▶ [Exercise directions] The records that appear below are to be restated word for word.

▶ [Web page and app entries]
——————

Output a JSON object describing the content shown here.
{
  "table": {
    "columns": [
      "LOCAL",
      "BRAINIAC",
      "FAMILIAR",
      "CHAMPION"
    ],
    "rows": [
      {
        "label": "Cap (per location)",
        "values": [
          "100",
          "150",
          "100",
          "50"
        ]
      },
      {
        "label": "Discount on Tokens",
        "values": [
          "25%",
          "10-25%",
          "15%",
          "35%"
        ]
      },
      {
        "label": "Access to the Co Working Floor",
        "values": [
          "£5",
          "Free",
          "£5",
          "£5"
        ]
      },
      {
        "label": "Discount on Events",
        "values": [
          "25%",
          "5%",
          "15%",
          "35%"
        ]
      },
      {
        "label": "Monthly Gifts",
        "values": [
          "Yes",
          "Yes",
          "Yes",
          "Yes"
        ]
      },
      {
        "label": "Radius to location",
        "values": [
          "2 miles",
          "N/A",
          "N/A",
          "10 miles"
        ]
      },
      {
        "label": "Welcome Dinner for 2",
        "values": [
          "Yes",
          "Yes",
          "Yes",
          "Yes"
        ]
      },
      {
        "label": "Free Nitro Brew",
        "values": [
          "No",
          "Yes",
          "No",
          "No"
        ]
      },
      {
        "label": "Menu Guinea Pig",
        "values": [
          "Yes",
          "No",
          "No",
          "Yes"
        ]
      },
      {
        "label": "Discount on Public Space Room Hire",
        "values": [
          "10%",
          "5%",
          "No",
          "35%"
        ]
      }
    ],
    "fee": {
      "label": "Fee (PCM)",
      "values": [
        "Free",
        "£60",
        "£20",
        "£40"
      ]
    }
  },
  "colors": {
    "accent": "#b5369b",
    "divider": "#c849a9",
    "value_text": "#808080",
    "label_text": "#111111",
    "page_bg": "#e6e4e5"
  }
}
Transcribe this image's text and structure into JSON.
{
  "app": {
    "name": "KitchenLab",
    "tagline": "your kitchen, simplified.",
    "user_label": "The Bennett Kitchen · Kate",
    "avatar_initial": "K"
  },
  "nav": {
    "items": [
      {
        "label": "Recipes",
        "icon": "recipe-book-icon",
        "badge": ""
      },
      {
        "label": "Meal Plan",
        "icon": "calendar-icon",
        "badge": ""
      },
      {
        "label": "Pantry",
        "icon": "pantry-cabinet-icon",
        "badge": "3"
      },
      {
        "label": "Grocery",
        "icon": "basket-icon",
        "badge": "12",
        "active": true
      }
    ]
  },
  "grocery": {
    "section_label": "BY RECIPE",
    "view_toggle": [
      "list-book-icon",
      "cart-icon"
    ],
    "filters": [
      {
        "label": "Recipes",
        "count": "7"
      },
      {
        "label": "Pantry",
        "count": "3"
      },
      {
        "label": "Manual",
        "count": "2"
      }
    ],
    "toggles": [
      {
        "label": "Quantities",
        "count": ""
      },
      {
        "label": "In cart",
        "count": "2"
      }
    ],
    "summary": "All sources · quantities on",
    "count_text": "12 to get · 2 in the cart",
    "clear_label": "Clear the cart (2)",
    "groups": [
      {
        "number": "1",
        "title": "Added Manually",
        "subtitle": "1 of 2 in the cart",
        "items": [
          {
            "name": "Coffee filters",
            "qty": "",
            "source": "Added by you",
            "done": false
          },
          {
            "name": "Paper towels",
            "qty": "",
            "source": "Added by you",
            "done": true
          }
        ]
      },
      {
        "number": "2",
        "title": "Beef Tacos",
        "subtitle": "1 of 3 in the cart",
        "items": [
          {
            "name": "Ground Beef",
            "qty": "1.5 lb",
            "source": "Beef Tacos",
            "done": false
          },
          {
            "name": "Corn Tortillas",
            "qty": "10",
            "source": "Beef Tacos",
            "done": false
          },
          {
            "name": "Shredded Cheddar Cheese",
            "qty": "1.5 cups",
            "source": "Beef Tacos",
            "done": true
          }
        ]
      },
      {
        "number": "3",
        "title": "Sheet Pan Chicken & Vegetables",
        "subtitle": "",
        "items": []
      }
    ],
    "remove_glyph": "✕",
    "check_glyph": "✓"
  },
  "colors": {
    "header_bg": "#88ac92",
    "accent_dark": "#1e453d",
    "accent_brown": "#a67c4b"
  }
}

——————

▶ [Response area]
Output a JSON object describing the content shown here.
{
  "table": {
    "columns": [
      "LOCAL",
      "BRAINIAC",
      "FAMILIAR",
      "CHAMPION"
    ],
    "rows": [
      {
        "label": "Cap (per location)",
        "values": [
          "100",
          "150",
          "100",
          "50"
        ]
      },
      {
        "label": "Discount on Tokens",
        "values": [
          "25%",
          "10-25%",
          "15%",
          "35%"
        ]
      },
      {
        "label": "Access to the Co Working Floor",
        "values": [
          "£5",
          "Free",
          "£5",
          "£5"
        ]
      },
      {
        "label": "Discount on Events",
        "values": [
          "25%",
          "5%",
          "15%",
          "35%"
        ]
      },
      {
        "label": "Monthly Gifts",
        "values": [
          "Yes",
          "Yes",
          "Yes",
          "Yes"
        ]
      },
      {
        "label": "Radius to location",
        "values": [
          "2 miles",
          "N/A",
          "N/A",
          "10 miles"
        ]
      },
      {
        "label": "Welcome Dinner for 2",
        "values": [
          "Yes",
          "Yes",
          "Yes",
          "Yes"
        ]
      },
      {
        "label": "Free Nitro Brew",
        "values": [
          "No",
          "Yes",
          "No",
          "No"
        ]
      },
      {
        "label": "Menu Guinea Pig",
        "values": [
          "Yes",
          "No",
          "No",
          "Yes"
        ]
      },
      {
        "label": "Discount on Public Space Room Hire",
        "values": [
          "10%",
          "5%",
          "No",
          "35%"
        ]
      }
    ],
    "fee": {
      "label": "Fee (PCM)",
      "values": [
        "Free",
        "£60",
        "£20",
        "£40"
      ]
    }
  },
  "colors": {
    "accent": "#b5369b",
    "divider": "#c849a9",
    "value_text": "#808080",
    "label_text": "#111111",
    "page_bg": "#e6e4e5"
  }
}
Transcribe this image's text and structure into JSON.
{
  "app": {
    "name": "KitchenLab",
    "tagline": "your kitchen, simplified.",
    "user_label": "The Bennett Kitchen · Kate",
    "avatar_initial": "K"
  },
  "nav": {
    "items": [
      {
        "label": "Recipes",
        "icon": "recipe-book-icon",
        "badge": ""
      },
      {
        "label": "Meal Plan",
        "icon": "calendar-icon",
        "badge": ""
      },
      {
        "label": "Pantry",
        "icon": "pantry-cabinet-icon",
        "badge": "3"
      },
      {
        "label": "Grocery",
        "icon": "basket-icon",
        "badge": "12",
        "active": true
      }
    ]
  },
  "grocery": {
    "section_label": "BY RECIPE",
    "view_toggle": [
      "list-book-icon",
      "cart-icon"
    ],
    "filters": [
      {
        "label": "Recipes",
        "count": "7"
      },
      {
        "label": "Pantry",
        "count": "3"
      },
      {
        "label": "Manual",
        "count": "2"
      }
    ],
    "toggles": [
      {
        "label": "Quantities",
        "count": ""
      },
      {
        "label": "In cart",
        "count": "2"
      }
    ],
    "summary": "All sources · quantities on",
    "count_text": "12 to get · 2 in the cart",
    "clear_label": "Clear the cart (2)",
    "groups": [
      {
        "number": "1",
        "title": "Added Manually",
        "subtitle": "1 of 2 in the cart",
        "items": [
          {
            "name": "Coffee filters",
            "qty": "",
            "source": "Added by you",
            "done": false
          },
          {
            "name": "Paper towels",
            "qty": "",
            "source": "Added by you",
            "done": true
          }
        ]
      },
      {
        "number": "2",
        "title": "Beef Tacos",
        "subtitle": "1 of 3 in the cart",
        "items": [
          {
            "name": "Ground Beef",
            "qty": "1.5 lb",
            "source": "Beef Tacos",
            "done": false
          },
          {
            "name": "Corn Tortillas",
            "qty": "10",
            "source": "Beef Tacos",
            "done": false
          },
          {
            "name": "Shredded Cheddar Cheese",
            "qty": "1.5 cups",
            "source": "Beef Tacos",
            "done": true
          }
        ]
      },
      {
        "number": "3",
        "title": "Sheet Pan Chicken & Vegetables",
        "subtitle": "",
        "items": []
      }
    ],
    "remove_glyph": "✕",
    "check_glyph": "✓"
  },
  "colors": {
    "header_bg": "#88ac92",
    "accent_dark": "#1e453d",
    "accent_brown": "#a67c4b"
  }
}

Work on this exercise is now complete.